Below are entries; count each line that holds the word "handle" and report the number without any other words.

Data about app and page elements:
++++++++++++++++++++

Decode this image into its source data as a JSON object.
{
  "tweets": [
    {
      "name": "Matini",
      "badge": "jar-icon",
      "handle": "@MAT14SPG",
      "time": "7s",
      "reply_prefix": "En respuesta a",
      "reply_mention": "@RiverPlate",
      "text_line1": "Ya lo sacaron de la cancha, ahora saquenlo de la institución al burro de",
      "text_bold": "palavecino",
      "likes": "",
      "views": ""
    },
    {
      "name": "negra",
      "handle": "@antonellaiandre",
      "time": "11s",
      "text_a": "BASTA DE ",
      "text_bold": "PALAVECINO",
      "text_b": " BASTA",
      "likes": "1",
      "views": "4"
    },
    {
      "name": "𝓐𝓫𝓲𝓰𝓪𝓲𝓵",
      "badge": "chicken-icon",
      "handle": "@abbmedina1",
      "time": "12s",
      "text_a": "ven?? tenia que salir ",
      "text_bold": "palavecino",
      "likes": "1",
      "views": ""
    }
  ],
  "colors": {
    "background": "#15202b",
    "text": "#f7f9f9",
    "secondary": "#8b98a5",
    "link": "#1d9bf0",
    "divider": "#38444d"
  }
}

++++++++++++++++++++

__Solution for this task__
3